This might seem like a small issue but it’s a level of detail that is standard in the Toyota HiLux and Volkswagen Amarok.
All four windows in those utes have one-touch auto-up function; in the new Ford Ranger only the driver window has this functionality.
The pressure switches are a few cents per car. C’mon guys…
Bonnet struts versus a bonnet post
Despite the new Ford Ranger Raptor costing $10,000 more than the original – and $6100 more than the current model – Ford has deleted gas struts for the bonnet.
An old-school metal post was used to keep the bonnet open on the engineering sample cars.
Anyone wanting to show off the new engine will need to have strong arms, to hold the bonnet up to get the post in place.
On that note, buyers really will be able to show-off the new engine, because it’s naked under the bonnet.
There is no plastic cover, just lots of pipes and clamps.
One of the biggest criticisms of the outgoing Ford Ranger is its weak headlights.
Ford made running changes to the XLT, Wildtrak, and Raptor lamps about 18 months ago but they still weren’t brilliant.
Ford promises the new models have excellent lighting; the Raptor gains “matrix” bi-LEDs which are said to turn night into day.
But we reckon there is still room for an official, Ford-backed LED light bar strip to go across the front of the new Ford Ranger Raptor. Pretty please?
Given we expect the new twin-turbo V6 petrol engine to be a thirsty beast, could Ford please talk to ARB about developing a long range tank compatible with unleaded petrol?
The long range tanks due to be ready at launch were developed for diesel models only. Please and thank you.
All-weather seat covers, deep dish rubber floor mats
We would love Ford to offer factory-backed, airbag-compatible, canvass-style seat covers that are hard-wearing and can handle a bit of mud.
Buyers presumably don’t want to mess up their interior after a weekend away.
While we’re at it, we’d love Ford to develop clip-in high-sided, deep-dish, rubber floor mats to catch water, sand and mud.
Otherwise, we’re off to Supercheap to buy those one-size-fits-all rubber mats that move around under your feet.
The new Ford Ranger has a handy cubby for large smartphones, which doubles as a wireless charging pad.
But it’s a tight fit for large smartphones when equipped with heavy-duty waterproof cases.
Please, Ford interior designers. Please take into consideration large phones with bulky cases when measuring up the next interior.
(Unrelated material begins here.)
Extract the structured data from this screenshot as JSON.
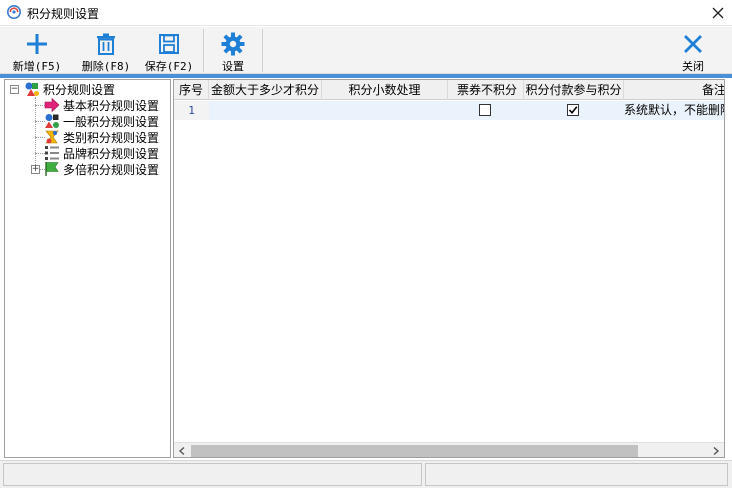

Many Ranger owners have phones with cumbersome waterproof cases so the devices are protected on job sites, when camping, or out on a boat.
Please allow more room when you’re next working on that part of the interior.
Certain models in the new Ford Ranger line-up are equipped with rails in the ute tub with adjustable tie-down points.
It’s an idea that appears to have been inspired by the Nissan Navara.
Regardless of who came up with the idea, it’s genius.
But please make this clever tie-down solution available on the new Ford Ranger Raptor.
Some customers really do put some stuff in the back. Sometimes.